## Interface dataset entries
----------------------------------------

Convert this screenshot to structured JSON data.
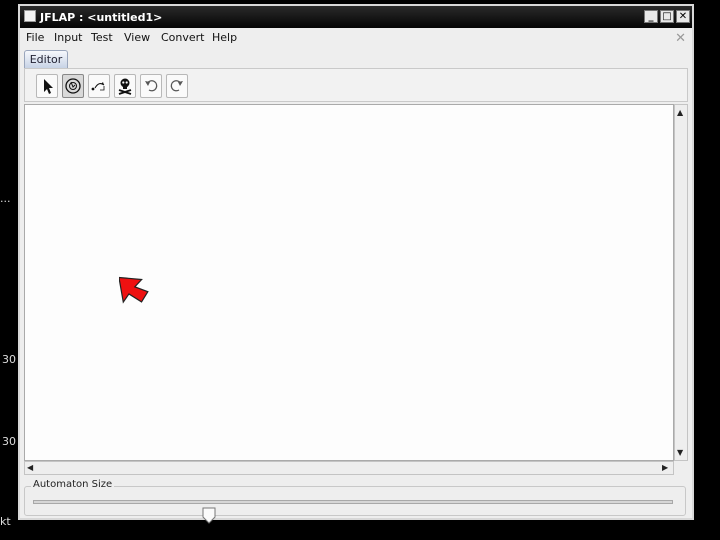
{
  "background": {
    "left_marks": [
      "...",
      "30",
      "30",
      "kt"
    ]
  },
  "window": {
    "title": "JFLAP : <untitled1>",
    "controls": {
      "minimize": "_",
      "maximize": "□",
      "close": "✕"
    }
  },
  "menu": {
    "items": [
      "File",
      "Input",
      "Test",
      "View",
      "Convert",
      "Help"
    ],
    "close_glyph": "✕"
  },
  "tabs": [
    {
      "label": "Editor",
      "selected": true
    }
  ],
  "toolbar": {
    "tools": [
      {
        "name": "attribute-editor",
        "icon": "pointer-arrow-icon",
        "selected": false
      },
      {
        "name": "state-creator",
        "icon": "state-circle-icon",
        "selected": true
      },
      {
        "name": "transition-creator",
        "icon": "transition-arrow-icon",
        "selected": false
      },
      {
        "name": "deleter",
        "icon": "skull-icon",
        "selected": false
      },
      {
        "name": "undo",
        "icon": "undo-icon",
        "selected": false
      },
      {
        "name": "redo",
        "icon": "redo-icon",
        "selected": false
      }
    ]
  },
  "automaton_size": {
    "label": "Automaton Size",
    "level": 0.27
  },
  "colors": {
    "cursor": "#ee1111",
    "titlebar": "#111111",
    "tab": "#c7d3e6"
  }
}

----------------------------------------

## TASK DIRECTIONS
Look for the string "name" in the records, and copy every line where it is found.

## TASK RESULT
        "name": "attribute-editor",
        "name": "state-creator",
        "name": "transition-creator",
        "name": "deleter",
        "name": "undo",
        "name": "redo",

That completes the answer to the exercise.